July 1st

From the early hours of the eighth day, the visionaries were being chased by large police forces. Throughout the village people were being asked where they were but the answers were of  little help to the police: In the fields, in the village, here, there, everywhere.

It may not look too frightening, but there were many of them: A good week into the apparitions, tracking down the visionaries was the top priority of the local police

In a sense they were right because the visionaries, fully aware that they were being looked for, stayed out of sight and even changed their clothes in order to change their appearance. However, in the early afternoon all these precautions did not prevent Ivanka, Marija and Vicka from being tracked down by two policemen who offered to take them along for a ride: This way, the officers explained, both sides would get what they wanted: The visionaries would escape the throng of people who kept asking them all kinds of questions – and the police would keep the seers away from the Hill of Apparitions.

Ivanka, Marija and Vicka accepted the offer, but soon had to acknowledge they had fallen into a trap. When the police car drove by the church toward Ciluk, they started banging the doors as they shouted for help. This was when the Virgin Mary appeared to them briefly to offer her encouragement. The police officers noticed the expressions on the girls’ faces and stopped the car, shouting they were witches. The three visionaries flung the doors open and ran through the vineyards, heading for the church.The two policemen continued chasing them on foot.

St. James' Church in Medjugorje in the Summer of 1981. The stream of people heading towards the church is merely a symbol of the throng that gathered for the evening Mass on July 1st - and of the more than 30 million pilgrims who were later to arrive

Inside the church Fr. Jozo, the parish priest, found himself in great anguish. Now both of his assistants had started to believe that the visions of the children might be real. Feeling great responsibility towards the people as well as towards his fellow priests, yet less and less knowing what to make of the whole situation, alone in the church he knelt down and prayed: “God, I know You talked to Abraham, to Moses and to others. Now there are thousands of people here these days. Tell me where the river is going. I do not know where the mouth of that river is, nor what its source is”.

To Fr. Jozo, what happened next was both a turning point and a moment of profound revelation. While he was praying, he heard a voice say: “Come out and protect the children!”. He left his Bible and breviary behind, genuflected and with no further thought or delay left the church. As he left St. James’ Church through the middle door, with his foot still in the air and the door handle still in his hand, the visionaries ran toward him from the left side.

“The police are after us! Hide us!”, the visionaries told him. They gathered around him, and Fr. Jozo embraced them. Next he took them to the rectory and locked them in an unoccupied room. In the very last minute, it showed, for the next to be rounded up by the police was Fr. Jozo himself.
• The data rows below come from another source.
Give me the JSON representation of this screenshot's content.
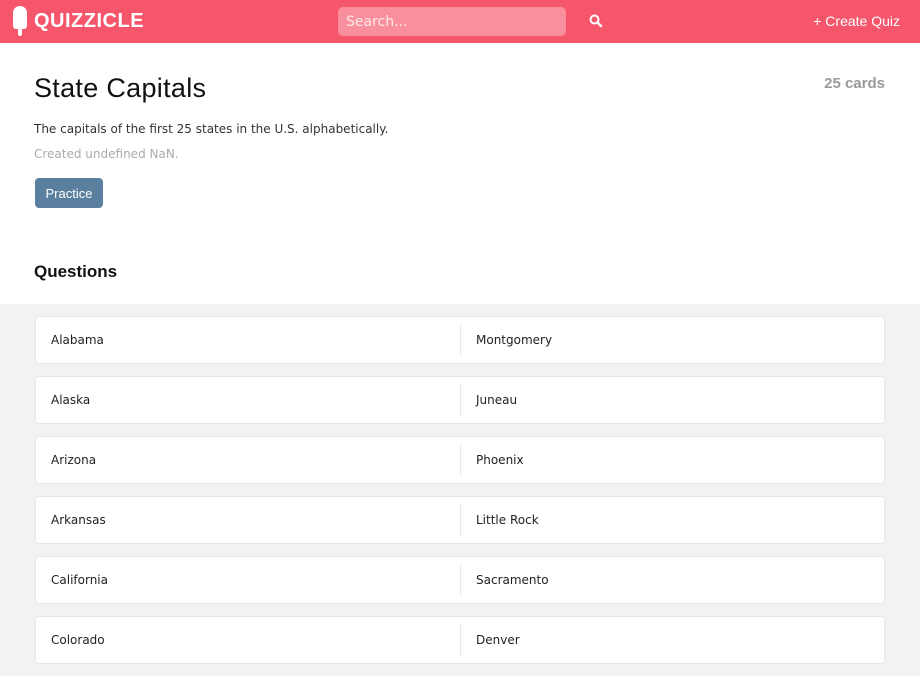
{
  "navbar": {
    "logo_text": "QUIZZICLE",
    "search_placeholder": "Search...",
    "create_quiz_label": "+ Create Quiz"
  },
  "quiz": {
    "title": "State Capitals",
    "card_count": "25 cards",
    "description": "The capitals of the first 25 states in the U.S. alphabetically.",
    "created": "Created undefined NaN.",
    "practice_label": "Practice"
  },
  "questions_heading": "Questions",
  "cards": [
    {
      "term": "Alabama",
      "definition": "Montgomery"
    },
    {
      "term": "Alaska",
      "definition": "Juneau"
    },
    {
      "term": "Arizona",
      "definition": "Phoenix"
    },
    {
      "term": "Arkansas",
      "definition": "Little Rock"
    },
    {
      "term": "California",
      "definition": "Sacramento"
    },
    {
      "term": "Colorado",
      "definition": "Denver"
    }
  ],
  "colors": {
    "brand": "#f5566b",
    "practice_button": "#5b7f9f"
  },
  "icons": {
    "logo": "popsicle-icon",
    "search": "search-icon"
  }
}
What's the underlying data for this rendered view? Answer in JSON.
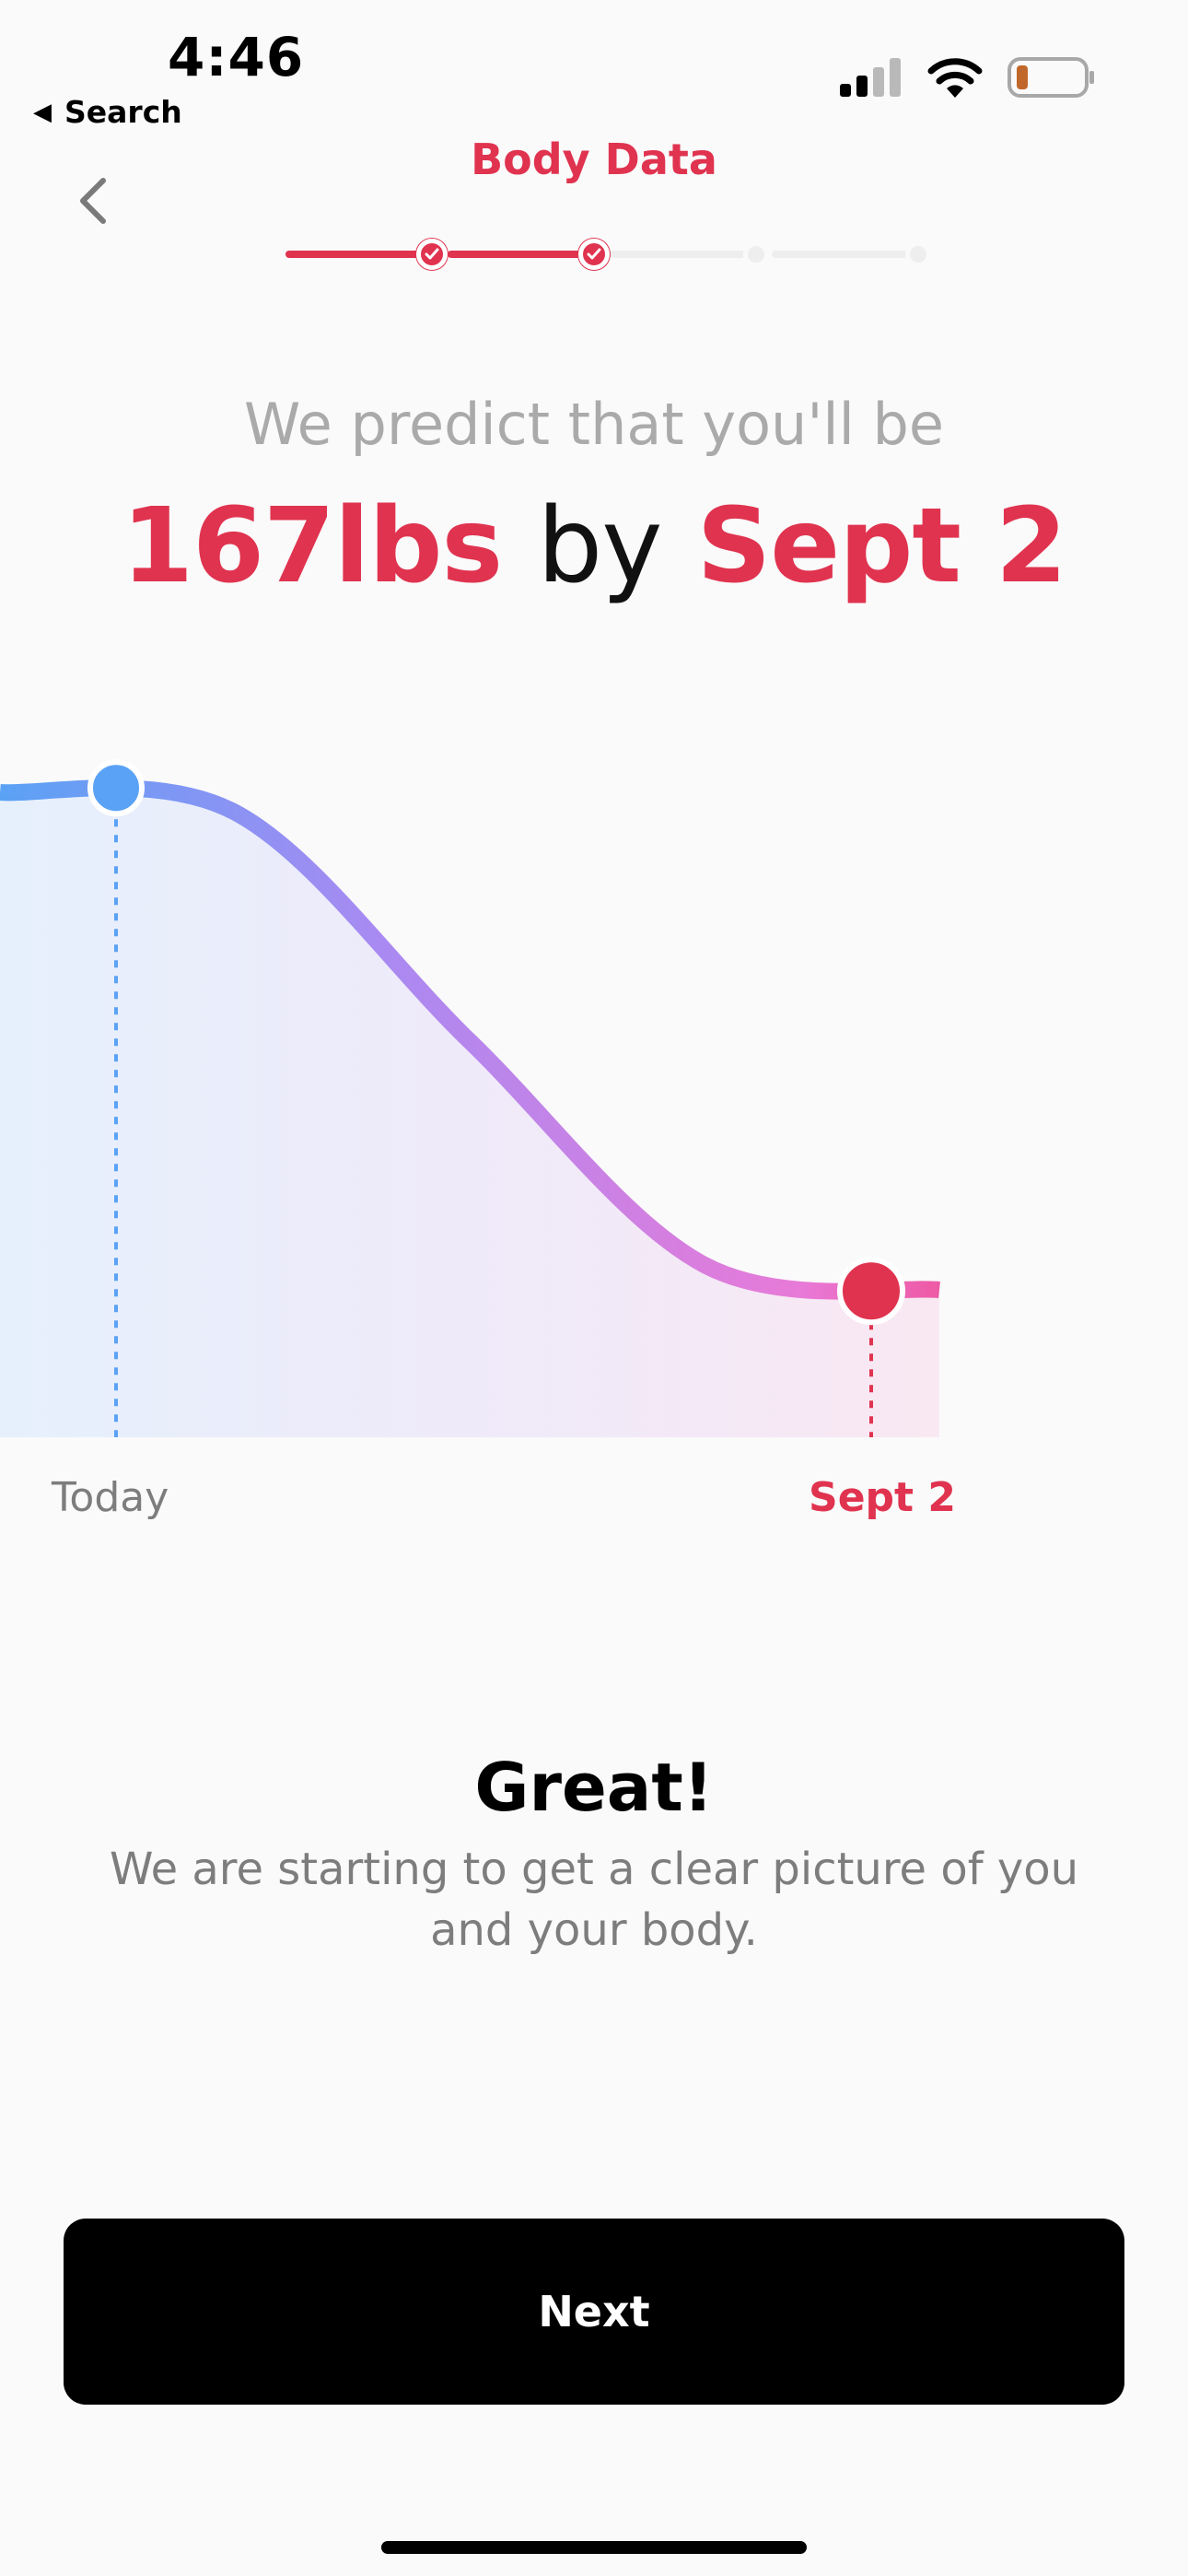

“Did you see the children?”, he was asked. “I did”, Fr. Jozo answered as he pointed towards the visionaries’ part of the village. When the policemen ran there, Fr. Jozo returned to the seers. Soon after the Virgin Mary appeared to them and consoled them.

Fr. Jozo with five of the visionaries in the Summer of 1981. Left to right around the priest: Ivanka, Jakov, Vicka, Mirjana, and Marija

At 4 o’clock in the afternoon all the visionaries were together in the church. The word started spreading that the seers would be there, not on the Hill of Apparitions. Around 5 o’clock Fr. Zrinko started leading the people in the prayers of the Rosary, and one hour later Fr. Jozo found the church packed with people to the point when he could not stretch out his arms in saying “The Lord be with you” when the Mass began. During his homily the Virgin Mary appeared to the visionaries in a small room in the rectory.

In his homily Fr. Jozo asked the congregation to pray and to fast, begging God to help them all to understand the events. The throng of people responded, full of faith: “We will!”.

That evening the spectators became participators – and the centre of events also shifted from the Hill of Apparitions to the church. In this way, the eighth day of the apparitions became a prelude to how things have been in Medjugorje ever since.

Though the interrogations went on, and though the visionaries and their families were threatened with the loss of their land and their houses, none of them were ever sent to prison. However, every day for about half a year Mirjana was taken to the police station in Sarajevo for intensive questioning, and there were many other harassments as well. Instead Fr. Jozo was sentenced to three years of prison out of which he served a year and a half subjected to hard physical work and occasional torture. Fr. Jozo had lost the last traces of his disbelief in the apparitions when he also saw the Virgin Mary during an evening Mass, as witnessed by a great many people. Also 20 years old Ivan Ivankovic who only saw the outline of the Virgin and only on the first day had to spend a while in prison for refusing to deny the apparitions.

Fr. Svetozar Kraljevic: “The Apparitions of Our Lady at Medjugorje”, third English edition, Informativni Centar “Mir” Medjugorje” 2010

Fr. René Laurentin: “Learning From Medjugorje”, The Word Among Us Press 1988

Randall Sullivan: “The Miracle Detective”, Grove Press 2004